Jonathan Croall
Oberon Books
Released

There can be few contemporary classic plays that deserve to have whole books devoted to them. Even better, this biography and diary of Waiting for Godot is not an academic treatise but a thoroughly entertaining piece of writing.

Jonathan Croall's starting point was an invitation to attend rehearsals of Sir Peter Hall's fourth Godot, originally seen at the Theatre Royal in Bath during 2005 and then finally allowed to run at the New Ambassadors in 2006.

He spent an awful lot of time watching the production develop and was able to talk with all four actors, as well as the behind-the-scenes team. This enabled him to build a picture of the stresses and strains of creating any play on stage and, more particularly, Samuel Beckett's notoriously difficult work.

By the end, one begins to appreciate what the four actors, and especially Richard Dormer who plays Lucky, have been willing to put themselves through both physically and mentally for their art. In passing, we also find out about others who have fared even worse, such as Julian Glover who seems to have dreaded every stage appearance that he made in an earlier Hall Godot.

The chapters on this new Godot are interleaved with those relating "A Short History of a Masterpiece". In these, Croall looks at early reactions to a play that took years to see the light of day and then but for Hobson and Tynan in the Sunday papers, may have disappeared without trace, at least in the UK.

It seems amazing today that audience members would happily barrack during performances and live to tell the tale.

Waiting for Godot made far more enemies than friends in the early days and it seems that, give or take a few intellectuals, the very young Hall among them, nobody realised that this masterpiece wasn't a load of meaningless tripe.

As the book develops, we read about its increasing appreciation as society changed and word got around that this was something special.
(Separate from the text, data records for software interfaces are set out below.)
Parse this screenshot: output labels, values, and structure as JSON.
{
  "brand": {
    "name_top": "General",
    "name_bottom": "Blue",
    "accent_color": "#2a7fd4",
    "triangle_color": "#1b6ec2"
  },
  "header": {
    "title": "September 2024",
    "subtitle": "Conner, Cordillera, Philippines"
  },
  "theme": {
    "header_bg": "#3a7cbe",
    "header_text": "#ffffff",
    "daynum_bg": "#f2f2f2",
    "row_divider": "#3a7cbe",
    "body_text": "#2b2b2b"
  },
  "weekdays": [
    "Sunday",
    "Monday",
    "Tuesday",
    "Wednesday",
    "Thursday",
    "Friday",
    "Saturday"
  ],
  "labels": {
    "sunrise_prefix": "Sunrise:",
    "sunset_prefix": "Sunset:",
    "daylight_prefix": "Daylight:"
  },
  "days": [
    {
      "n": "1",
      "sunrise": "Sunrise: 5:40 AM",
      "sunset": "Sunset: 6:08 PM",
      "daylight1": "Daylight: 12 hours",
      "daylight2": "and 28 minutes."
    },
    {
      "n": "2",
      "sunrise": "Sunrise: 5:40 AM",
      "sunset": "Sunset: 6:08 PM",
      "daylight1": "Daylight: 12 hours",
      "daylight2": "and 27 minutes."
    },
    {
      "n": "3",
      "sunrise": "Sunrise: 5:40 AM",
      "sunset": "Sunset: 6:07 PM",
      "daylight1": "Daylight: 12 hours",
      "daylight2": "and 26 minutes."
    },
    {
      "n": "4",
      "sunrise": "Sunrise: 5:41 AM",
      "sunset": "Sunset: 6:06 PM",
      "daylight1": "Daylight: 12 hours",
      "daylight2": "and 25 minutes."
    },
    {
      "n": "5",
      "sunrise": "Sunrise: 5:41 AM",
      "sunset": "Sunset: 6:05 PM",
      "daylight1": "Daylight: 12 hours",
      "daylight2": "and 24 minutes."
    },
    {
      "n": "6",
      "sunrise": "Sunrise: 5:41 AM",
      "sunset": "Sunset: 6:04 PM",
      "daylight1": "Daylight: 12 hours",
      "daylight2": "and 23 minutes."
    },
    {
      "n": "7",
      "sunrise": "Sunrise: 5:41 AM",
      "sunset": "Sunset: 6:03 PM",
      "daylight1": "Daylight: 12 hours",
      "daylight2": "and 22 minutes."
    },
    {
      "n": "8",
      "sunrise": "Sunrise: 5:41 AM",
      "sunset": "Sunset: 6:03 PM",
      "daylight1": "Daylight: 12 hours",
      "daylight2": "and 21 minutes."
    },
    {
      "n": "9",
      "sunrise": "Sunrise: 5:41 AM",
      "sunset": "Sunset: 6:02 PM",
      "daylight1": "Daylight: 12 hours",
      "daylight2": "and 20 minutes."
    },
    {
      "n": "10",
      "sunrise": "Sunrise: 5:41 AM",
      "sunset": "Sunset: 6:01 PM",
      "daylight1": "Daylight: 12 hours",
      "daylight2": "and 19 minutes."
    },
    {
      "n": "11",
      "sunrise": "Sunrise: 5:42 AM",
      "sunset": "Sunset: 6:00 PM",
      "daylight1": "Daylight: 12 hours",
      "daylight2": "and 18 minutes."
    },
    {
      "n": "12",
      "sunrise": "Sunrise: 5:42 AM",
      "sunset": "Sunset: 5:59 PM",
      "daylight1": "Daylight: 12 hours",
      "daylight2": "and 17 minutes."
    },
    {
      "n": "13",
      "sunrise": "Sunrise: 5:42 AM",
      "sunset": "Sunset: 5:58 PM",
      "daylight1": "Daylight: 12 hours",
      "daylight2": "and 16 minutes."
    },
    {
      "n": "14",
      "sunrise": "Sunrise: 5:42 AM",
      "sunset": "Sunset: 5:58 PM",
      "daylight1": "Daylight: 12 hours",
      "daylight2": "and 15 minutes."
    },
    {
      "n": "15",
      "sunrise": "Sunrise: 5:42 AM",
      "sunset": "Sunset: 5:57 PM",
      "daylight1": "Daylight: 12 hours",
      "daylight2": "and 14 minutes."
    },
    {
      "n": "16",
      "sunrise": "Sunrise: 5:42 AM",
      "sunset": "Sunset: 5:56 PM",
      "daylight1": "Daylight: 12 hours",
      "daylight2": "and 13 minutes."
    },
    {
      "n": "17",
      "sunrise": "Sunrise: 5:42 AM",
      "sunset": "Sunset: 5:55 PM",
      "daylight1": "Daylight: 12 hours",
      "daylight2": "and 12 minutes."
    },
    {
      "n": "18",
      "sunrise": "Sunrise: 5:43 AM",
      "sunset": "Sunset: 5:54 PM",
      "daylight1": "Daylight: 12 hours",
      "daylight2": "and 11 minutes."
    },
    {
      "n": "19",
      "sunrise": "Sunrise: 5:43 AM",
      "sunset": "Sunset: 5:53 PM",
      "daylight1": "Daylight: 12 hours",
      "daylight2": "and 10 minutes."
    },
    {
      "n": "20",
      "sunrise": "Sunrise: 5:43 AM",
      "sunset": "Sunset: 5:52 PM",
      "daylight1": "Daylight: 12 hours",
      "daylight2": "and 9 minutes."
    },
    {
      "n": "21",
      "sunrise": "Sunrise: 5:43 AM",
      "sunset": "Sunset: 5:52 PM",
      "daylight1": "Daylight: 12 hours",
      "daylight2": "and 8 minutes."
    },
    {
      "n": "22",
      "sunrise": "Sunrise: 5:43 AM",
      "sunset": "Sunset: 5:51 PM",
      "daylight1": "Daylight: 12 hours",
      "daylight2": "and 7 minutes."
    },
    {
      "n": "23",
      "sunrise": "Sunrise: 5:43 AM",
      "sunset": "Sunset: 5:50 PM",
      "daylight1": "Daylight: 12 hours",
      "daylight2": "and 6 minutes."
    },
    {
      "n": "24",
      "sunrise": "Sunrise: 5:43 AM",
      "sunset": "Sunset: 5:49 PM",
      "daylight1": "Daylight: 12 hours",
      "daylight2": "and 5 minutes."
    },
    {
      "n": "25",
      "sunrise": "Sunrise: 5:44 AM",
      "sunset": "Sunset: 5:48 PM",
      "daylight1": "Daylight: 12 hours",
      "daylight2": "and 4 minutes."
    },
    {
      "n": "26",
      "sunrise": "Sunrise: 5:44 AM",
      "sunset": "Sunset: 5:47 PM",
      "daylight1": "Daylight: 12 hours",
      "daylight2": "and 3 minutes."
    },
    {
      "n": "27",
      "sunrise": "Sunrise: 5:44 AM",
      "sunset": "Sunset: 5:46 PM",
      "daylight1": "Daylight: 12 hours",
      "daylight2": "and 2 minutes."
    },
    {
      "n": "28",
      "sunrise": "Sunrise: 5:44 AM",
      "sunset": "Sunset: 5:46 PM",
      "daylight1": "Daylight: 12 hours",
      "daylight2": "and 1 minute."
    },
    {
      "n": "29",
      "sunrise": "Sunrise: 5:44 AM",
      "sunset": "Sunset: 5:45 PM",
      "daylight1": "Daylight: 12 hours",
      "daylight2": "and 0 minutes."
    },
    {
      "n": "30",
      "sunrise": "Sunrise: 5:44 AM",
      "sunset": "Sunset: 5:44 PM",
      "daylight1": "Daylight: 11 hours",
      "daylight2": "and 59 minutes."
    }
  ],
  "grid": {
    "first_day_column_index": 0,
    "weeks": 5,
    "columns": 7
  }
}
Croall also provides a selective history of productions around the world, showing that the play would take on a completely different meaning in say Apartheid South Africa or China from that in Beckett's home country of Ireland.

Initially, it is not obvious why two different subjects get alternating chapters but a logic emerges as in both cases, confusion gradually develops into clarity and understanding and they meet at the end.

The Coming of Godot is valuable as both a casebook on a very special production and a work of theatre history. It is also a very good read.

Reviewer: Philip Fisher